Animal imagery is present from the outset. The appearance of the oldest brother, Joe, is described in horse-like terms, and he physically identifies with the animals. He is uncertain about leaving the ranch and, knowing his future is secure through his upcoming marriage, resents the loss of freedom. Although he is good-looking,
his bearing was stupid. Now he watched the horses with a glazed look of helplessness in his eyes, a certain stupor of downfall . . . Joe watched with glazed hopeless eyes. The horses were almost like his own body to him . . . He would marry and go into harness. His life was over, he would be a subject animal now.
Later, as well, Lawrence describes him thusly" “Joe stood with his knees stuck out, in real horsy fashion.”
The brothers say their sister has a “bull-dog” look—through “the impassive fixity of her face,” they cannot understand her. While they are warm and affectionate with the real family dog, they treat their sister coldly. When she says that she will not go to live with their sister, her brother Fred compares her to a dog: “‘The sulkiest bitch that ever trod!’ muttered her brother.”
Yet the animal comparison is not all negative. Mabel has been keeping house for her brothers for ten years, and she will now be free of this. Although female, she has some things in common with them—what Lawrence calls “animal pride." She has suffered badly during the period of poverty;
Nothing, however, could shake the curious sullen, animal pride that dominated each member of the family.

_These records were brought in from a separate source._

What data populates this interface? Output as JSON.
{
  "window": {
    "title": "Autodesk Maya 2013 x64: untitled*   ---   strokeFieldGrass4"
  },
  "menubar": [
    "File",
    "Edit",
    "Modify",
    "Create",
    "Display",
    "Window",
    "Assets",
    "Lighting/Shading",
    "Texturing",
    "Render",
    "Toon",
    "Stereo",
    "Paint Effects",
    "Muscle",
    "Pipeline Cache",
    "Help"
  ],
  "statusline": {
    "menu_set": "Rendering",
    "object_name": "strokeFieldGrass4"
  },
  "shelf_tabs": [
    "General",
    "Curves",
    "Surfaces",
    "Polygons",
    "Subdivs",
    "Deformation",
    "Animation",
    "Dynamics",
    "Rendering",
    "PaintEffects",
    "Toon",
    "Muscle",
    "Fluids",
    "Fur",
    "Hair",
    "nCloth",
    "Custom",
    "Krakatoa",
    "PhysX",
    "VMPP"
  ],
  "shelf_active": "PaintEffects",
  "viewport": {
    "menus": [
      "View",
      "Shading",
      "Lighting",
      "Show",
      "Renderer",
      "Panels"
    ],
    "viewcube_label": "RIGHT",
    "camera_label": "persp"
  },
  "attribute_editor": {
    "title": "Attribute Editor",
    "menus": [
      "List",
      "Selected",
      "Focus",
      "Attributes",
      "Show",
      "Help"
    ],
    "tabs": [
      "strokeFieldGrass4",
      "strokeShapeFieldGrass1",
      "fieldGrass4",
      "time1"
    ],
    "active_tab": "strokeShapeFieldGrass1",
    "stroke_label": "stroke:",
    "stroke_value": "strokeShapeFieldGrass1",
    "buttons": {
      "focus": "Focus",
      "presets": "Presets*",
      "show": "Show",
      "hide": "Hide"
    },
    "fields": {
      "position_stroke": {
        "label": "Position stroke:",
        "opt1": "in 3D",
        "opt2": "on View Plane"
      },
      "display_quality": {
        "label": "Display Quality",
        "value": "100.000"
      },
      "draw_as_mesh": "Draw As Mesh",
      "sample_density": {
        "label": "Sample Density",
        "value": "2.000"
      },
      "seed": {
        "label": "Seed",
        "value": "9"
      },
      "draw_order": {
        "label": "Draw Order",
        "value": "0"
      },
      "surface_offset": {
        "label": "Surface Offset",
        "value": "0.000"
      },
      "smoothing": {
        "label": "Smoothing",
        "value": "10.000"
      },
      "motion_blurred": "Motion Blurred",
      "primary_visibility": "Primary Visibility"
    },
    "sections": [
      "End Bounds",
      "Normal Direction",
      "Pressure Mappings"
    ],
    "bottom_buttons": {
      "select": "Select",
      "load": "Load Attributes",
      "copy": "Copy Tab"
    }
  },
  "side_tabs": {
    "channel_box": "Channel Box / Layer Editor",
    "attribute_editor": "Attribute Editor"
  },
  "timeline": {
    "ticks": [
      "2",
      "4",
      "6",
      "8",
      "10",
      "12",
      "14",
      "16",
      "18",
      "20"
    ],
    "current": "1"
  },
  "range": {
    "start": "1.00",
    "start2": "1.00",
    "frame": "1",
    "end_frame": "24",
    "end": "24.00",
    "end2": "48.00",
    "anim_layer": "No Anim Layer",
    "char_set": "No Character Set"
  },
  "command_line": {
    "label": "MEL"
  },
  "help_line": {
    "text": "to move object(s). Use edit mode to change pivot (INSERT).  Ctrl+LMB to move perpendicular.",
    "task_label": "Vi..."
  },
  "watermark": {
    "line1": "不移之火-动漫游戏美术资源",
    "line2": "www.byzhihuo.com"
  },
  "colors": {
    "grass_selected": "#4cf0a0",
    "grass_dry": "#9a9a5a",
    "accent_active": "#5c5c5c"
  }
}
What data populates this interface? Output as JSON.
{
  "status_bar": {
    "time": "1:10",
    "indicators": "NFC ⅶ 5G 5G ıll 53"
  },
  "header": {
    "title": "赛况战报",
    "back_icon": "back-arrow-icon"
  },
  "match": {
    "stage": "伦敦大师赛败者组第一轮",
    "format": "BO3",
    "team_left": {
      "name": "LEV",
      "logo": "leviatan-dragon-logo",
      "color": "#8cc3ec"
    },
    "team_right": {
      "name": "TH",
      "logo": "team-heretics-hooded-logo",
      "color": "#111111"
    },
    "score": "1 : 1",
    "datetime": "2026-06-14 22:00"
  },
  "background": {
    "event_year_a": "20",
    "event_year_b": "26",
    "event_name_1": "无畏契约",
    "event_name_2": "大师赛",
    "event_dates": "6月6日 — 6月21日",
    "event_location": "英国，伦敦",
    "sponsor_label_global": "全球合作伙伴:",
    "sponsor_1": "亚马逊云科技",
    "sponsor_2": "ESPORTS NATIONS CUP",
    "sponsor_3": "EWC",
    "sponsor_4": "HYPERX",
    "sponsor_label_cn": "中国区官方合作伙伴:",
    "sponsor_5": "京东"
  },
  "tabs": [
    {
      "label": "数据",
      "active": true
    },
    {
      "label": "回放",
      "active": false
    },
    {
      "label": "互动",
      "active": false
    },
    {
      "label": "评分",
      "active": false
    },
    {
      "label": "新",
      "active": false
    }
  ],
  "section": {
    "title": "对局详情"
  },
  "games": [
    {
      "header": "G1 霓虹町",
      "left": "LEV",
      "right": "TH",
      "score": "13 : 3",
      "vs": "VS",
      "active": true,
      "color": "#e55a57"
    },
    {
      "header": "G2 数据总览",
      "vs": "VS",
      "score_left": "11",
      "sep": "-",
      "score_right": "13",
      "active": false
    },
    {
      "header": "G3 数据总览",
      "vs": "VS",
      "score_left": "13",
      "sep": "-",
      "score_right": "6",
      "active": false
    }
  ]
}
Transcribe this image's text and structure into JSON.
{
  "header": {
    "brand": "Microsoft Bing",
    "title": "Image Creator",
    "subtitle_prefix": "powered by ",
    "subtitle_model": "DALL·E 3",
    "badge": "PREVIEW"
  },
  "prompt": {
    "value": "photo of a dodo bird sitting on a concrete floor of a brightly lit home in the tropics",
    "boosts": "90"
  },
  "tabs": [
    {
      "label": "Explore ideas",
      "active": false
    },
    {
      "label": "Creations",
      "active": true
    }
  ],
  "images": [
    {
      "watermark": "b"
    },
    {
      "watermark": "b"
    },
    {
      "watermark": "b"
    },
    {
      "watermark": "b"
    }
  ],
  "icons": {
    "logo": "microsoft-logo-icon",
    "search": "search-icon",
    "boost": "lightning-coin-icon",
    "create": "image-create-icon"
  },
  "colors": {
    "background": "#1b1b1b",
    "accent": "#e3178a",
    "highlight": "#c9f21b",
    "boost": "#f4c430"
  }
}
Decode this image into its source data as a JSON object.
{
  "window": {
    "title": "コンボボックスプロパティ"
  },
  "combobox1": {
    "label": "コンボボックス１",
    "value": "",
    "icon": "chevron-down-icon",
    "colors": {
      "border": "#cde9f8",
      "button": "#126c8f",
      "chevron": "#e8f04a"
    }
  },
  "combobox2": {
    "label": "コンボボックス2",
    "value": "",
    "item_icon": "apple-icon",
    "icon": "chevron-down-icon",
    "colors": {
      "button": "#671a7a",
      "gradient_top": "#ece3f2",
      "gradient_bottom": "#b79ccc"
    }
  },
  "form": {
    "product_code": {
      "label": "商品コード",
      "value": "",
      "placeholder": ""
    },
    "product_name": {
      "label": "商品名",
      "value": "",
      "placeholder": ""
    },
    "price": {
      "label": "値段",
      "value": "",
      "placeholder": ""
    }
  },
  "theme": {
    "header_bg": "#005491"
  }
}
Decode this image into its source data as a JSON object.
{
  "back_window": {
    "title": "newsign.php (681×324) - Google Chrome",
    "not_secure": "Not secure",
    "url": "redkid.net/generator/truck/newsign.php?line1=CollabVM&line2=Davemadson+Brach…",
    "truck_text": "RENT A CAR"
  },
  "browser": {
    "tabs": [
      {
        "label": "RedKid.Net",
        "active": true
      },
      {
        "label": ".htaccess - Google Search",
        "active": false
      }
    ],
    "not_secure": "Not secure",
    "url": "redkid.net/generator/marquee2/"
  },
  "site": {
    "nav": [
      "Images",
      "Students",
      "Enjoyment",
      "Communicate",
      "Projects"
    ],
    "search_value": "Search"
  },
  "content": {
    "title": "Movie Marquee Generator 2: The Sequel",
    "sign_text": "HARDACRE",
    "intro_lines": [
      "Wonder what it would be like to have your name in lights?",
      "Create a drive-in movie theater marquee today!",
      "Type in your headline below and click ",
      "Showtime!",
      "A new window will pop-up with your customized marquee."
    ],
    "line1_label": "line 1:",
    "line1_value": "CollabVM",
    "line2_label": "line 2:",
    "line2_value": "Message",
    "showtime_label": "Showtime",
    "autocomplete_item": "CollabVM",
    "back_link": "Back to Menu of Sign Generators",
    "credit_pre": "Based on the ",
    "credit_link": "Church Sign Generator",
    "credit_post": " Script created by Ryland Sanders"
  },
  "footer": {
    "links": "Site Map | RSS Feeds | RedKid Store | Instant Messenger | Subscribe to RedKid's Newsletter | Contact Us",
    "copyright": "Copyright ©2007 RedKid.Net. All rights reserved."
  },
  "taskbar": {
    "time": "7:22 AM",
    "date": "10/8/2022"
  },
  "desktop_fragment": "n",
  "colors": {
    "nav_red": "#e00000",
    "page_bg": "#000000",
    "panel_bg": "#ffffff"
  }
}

It turns out that this pride makes Mabel decide to end her life rather than go live with her sister. When she attempts to drown herself in the pond, however, the doctor sees her and rescues her. After he pulls her to safety, takes her to his home, and tends to her, she recovers her wits and defends her actions as “the right thing to do.” At this point, the animal imagery briefly returns, associated with the passions stirring in both of them—but especially in Jack, who looks at her “wild, bare, animal shoulders." As she decides that Jack’s saving her and undressing her means he loves her, he suddenly realizes that, despite himself, he does.